As the map scale increases, the map automatically declutters and the surface detail can be switched off entirely or switched on and off selectively by picking and choosing from the menus. Screen refresh rate is acceptable but hardly blazing fast.
The AirMaps menus are thick with customization and set-up options, such as range rings for the maps, runway centerline extensions, airspace alerts and display options, to name a few. Like the Garmin, the AirMap has stored comm frequencies, which can be accessed via the nearest function.
No dedicated key for that; you press both zoom keys at once to find the closest airport, VOR and so on. (This was omitted from the manual; we remembered it from the AirMap 300.)
Because of Lowrances sport underpinnings, the AirMap 100 can be reconfigured for land or marine navigation, using a serial port set-up with a PC to load new data into the AirMaps 2MB flash memory. To convert back to aviation use, reload the Jeppesen aviation database, which Lowrance includes on a floppy diskette, just in case you need it.
In earlier units, Lowrance sold additional mapping detail on a series of 64 cartridges that plug into the back of the receiver. No room for those in the smaller 100, so Lowrance has a CD-ROM and a program called Map Select that has the additional terrain detail found on the cartridges.

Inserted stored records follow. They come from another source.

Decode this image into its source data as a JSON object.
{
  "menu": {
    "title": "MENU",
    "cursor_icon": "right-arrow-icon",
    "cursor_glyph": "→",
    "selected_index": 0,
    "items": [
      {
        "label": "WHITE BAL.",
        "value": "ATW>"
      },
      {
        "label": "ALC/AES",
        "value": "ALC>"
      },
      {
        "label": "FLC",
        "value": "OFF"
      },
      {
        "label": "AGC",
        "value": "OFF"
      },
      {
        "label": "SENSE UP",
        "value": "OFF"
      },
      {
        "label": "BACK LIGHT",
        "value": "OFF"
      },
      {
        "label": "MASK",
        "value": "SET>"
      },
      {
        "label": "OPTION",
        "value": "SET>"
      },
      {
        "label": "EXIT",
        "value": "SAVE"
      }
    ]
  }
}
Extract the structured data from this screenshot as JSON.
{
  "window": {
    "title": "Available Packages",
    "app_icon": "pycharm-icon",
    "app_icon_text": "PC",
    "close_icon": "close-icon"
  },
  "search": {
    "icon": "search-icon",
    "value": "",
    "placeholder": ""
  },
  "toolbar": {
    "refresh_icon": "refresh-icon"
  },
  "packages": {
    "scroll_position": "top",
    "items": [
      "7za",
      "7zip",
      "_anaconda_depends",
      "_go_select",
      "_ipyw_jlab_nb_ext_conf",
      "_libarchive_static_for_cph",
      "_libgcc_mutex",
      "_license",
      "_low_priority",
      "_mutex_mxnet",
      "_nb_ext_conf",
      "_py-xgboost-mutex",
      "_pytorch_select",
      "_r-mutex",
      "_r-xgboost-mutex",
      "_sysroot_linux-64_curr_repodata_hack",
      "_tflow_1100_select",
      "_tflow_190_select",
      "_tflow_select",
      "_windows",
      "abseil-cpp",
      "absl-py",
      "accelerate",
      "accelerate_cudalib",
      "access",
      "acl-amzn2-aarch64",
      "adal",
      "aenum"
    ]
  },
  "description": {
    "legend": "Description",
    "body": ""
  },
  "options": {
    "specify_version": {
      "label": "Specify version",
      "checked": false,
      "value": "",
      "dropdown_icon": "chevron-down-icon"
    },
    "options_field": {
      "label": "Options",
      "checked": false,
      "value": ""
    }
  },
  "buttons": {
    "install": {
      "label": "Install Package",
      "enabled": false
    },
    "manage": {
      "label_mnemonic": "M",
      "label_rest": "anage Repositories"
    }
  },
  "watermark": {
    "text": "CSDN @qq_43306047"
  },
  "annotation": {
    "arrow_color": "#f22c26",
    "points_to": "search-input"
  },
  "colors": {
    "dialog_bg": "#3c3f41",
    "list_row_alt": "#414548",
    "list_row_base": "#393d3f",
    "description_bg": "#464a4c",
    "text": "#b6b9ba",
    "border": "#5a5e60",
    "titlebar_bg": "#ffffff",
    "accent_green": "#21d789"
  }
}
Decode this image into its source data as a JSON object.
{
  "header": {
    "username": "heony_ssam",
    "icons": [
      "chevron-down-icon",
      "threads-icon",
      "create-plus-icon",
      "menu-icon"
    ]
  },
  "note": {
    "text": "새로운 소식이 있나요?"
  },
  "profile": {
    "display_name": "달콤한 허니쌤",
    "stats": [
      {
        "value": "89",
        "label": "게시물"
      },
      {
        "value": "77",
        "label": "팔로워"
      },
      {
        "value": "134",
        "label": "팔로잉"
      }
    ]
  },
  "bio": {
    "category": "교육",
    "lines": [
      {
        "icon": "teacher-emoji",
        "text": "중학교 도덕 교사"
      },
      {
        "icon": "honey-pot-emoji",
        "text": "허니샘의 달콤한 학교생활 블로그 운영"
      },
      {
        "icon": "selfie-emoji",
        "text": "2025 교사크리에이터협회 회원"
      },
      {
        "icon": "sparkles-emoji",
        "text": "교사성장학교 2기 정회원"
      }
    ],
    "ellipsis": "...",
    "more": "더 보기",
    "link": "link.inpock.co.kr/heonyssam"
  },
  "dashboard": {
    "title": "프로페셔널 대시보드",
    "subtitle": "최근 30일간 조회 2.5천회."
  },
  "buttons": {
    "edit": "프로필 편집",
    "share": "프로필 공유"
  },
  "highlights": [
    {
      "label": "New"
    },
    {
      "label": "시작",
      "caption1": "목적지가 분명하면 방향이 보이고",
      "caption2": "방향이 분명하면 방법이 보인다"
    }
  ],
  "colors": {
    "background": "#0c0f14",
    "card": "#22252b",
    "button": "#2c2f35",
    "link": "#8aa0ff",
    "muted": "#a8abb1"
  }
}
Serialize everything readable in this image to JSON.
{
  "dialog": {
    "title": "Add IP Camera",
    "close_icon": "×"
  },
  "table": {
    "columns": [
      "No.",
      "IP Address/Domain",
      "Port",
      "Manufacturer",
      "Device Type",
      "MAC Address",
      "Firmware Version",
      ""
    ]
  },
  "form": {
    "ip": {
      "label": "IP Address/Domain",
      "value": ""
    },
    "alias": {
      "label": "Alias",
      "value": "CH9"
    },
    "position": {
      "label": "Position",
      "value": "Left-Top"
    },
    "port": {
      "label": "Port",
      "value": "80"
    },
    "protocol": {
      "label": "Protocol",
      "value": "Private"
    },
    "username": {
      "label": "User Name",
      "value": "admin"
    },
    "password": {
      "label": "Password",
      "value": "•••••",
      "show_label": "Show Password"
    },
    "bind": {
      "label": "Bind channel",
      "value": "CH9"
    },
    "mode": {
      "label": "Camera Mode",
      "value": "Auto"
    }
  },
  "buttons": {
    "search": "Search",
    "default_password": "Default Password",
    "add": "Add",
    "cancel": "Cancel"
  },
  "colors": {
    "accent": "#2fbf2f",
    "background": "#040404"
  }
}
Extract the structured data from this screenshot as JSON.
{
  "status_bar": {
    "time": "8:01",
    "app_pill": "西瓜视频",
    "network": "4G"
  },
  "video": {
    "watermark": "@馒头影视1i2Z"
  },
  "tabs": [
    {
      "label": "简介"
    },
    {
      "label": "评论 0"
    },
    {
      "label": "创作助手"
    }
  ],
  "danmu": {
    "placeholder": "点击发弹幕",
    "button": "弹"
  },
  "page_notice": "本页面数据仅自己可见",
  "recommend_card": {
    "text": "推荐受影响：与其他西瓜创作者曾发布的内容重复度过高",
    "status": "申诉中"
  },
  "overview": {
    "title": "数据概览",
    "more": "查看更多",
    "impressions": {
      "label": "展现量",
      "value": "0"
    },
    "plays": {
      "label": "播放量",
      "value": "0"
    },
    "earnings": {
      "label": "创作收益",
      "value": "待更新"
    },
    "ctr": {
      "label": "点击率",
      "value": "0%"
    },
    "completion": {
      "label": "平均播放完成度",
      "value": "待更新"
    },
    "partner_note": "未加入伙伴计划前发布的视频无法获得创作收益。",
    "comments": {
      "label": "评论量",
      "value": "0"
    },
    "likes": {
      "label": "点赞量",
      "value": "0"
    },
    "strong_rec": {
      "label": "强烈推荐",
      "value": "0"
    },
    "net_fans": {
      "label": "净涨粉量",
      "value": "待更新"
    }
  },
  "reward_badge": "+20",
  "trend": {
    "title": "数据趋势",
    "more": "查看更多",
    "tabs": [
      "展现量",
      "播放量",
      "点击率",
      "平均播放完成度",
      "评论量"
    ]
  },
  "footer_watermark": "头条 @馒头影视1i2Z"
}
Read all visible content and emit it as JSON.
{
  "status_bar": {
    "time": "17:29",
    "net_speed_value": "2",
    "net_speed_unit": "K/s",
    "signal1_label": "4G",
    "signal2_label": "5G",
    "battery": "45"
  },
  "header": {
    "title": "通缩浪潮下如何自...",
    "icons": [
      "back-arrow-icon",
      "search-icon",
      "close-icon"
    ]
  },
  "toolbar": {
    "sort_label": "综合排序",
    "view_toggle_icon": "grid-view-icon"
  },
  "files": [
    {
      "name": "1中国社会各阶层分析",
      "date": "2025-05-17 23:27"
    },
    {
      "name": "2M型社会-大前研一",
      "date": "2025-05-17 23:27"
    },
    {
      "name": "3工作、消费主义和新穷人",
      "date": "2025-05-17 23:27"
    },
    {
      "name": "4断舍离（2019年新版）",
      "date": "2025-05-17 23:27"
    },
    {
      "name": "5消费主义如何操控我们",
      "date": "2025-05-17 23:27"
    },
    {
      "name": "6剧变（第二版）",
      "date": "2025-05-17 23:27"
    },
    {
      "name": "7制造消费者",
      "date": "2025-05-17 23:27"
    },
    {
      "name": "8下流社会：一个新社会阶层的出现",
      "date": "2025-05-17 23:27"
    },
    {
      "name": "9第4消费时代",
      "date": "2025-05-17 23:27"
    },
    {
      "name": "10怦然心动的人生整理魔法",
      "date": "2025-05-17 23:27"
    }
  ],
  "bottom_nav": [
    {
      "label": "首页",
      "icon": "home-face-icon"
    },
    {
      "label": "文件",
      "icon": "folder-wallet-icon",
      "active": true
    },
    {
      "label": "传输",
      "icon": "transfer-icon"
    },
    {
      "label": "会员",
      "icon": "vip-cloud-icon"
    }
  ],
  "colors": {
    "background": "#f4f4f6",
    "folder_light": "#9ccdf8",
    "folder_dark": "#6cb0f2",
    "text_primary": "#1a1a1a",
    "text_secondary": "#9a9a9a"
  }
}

This accessory, which sells for $54.95, allows the user to selectively customize a geographic area with as much or as little detail as desired. In the works, were told, is a more sophisticated map customization program.
Standard database coverage is North America. World coverage is also available. Revisions are $75 each or $795 an annual subscription with 13 revisions.
Increasingly, selecting a portable from the crowded field boils down to price. The manufacturers have well learned that featuresets are so similar that $100 one way or another can make or break a portable in the first months after its introduction.
Scanning the big picture here, we think the Garmin 195 remains the reigning Alpha Dog of portable GPS. It has the richest featureset, best map and display and an operating scheme with few warts. At $1050 to $1100 discounted, its an impressive value.
Then theres everything else for those who dont want to spend a grand. The Lowrance AirMap 100 leads that pack, in our view. Despite its minor foibles and key-punch intensive operating logic, at $599, it comes with a box full of accessories-including a plastic case to carry them in-and delivers excellent performance.
Because of its surface detail, customization, flexibility and accessory list, it bests the Garmin 92, even though the 92 sells for $100 less. Our view is that if youre buying a new portable, better to have the map detail than not. The 92 doesnt have it.
A more apt comparison is the AirMap and Garmin GPS III Pilot, since the GPS III has surface detail and Garmins newer menu-driven operating design, including map zooming.
Again, the AirMap 100 enjoys the edge, since it costs $75 to $100 less and the GPS III is also sold sans accessories. Watch for the GPS IIIs price to sag with competition from the AirMap 100.
The also rans include Lowrances AirMap 300, the Apollo Precedus and the Magellan SkyStar Plus. Value wise, the AirMap 100 beats them all, unless you want the SkyStars FBO and airport services database, which, at the moment, only Magellan has.
For a dirt cheap entry-level portable, Garmin still sells the stripped down GPS 89 with a single-channel receiver and no surface detail. Discounted, it sells for about $399.